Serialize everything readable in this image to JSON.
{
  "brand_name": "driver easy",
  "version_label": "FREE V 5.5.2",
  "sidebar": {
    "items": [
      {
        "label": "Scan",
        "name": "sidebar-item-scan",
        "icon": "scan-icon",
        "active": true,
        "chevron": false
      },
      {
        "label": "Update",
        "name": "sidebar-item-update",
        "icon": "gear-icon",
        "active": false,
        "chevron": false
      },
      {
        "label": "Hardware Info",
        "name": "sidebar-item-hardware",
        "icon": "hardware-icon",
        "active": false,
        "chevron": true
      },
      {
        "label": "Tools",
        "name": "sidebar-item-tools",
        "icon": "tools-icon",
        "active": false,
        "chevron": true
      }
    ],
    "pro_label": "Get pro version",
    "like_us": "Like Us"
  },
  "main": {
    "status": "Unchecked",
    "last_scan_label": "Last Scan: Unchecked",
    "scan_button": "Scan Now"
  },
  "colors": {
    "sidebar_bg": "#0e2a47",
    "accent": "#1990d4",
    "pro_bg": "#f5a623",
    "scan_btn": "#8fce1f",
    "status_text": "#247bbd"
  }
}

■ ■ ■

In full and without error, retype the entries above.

### Solution to the problem
Serialize everything readable in this image to JSON.
{
  "brand_name": "driver easy",
  "version_label": "FREE V 5.5.2",
  "sidebar": {
    "items": [
      {
        "label": "Scan",
        "name": "sidebar-item-scan",
        "icon": "scan-icon",
        "active": true,
        "chevron": false
      },
      {
        "label": "Update",
        "name": "sidebar-item-update",
        "icon": "gear-icon",
        "active": false,
        "chevron": false
      },
      {
        "label": "Hardware Info",
        "name": "sidebar-item-hardware",
        "icon": "hardware-icon",
        "active": false,
        "chevron": true
      },
      {
        "label": "Tools",
        "name": "sidebar-item-tools",
        "icon": "tools-icon",
        "active": false,
        "chevron": true
      }
    ],
    "pro_label": "Get pro version",
    "like_us": "Like Us"
  },
  "main": {
    "status": "Unchecked",
    "last_scan_label": "Last Scan: Unchecked",
    "scan_button": "Scan Now"
  },
  "colors": {
    "sidebar_bg": "#0e2a47",
    "accent": "#1990d4",
    "pro_bg": "#f5a623",
    "scan_btn": "#8fce1f",
    "status_text": "#247bbd"
  }
}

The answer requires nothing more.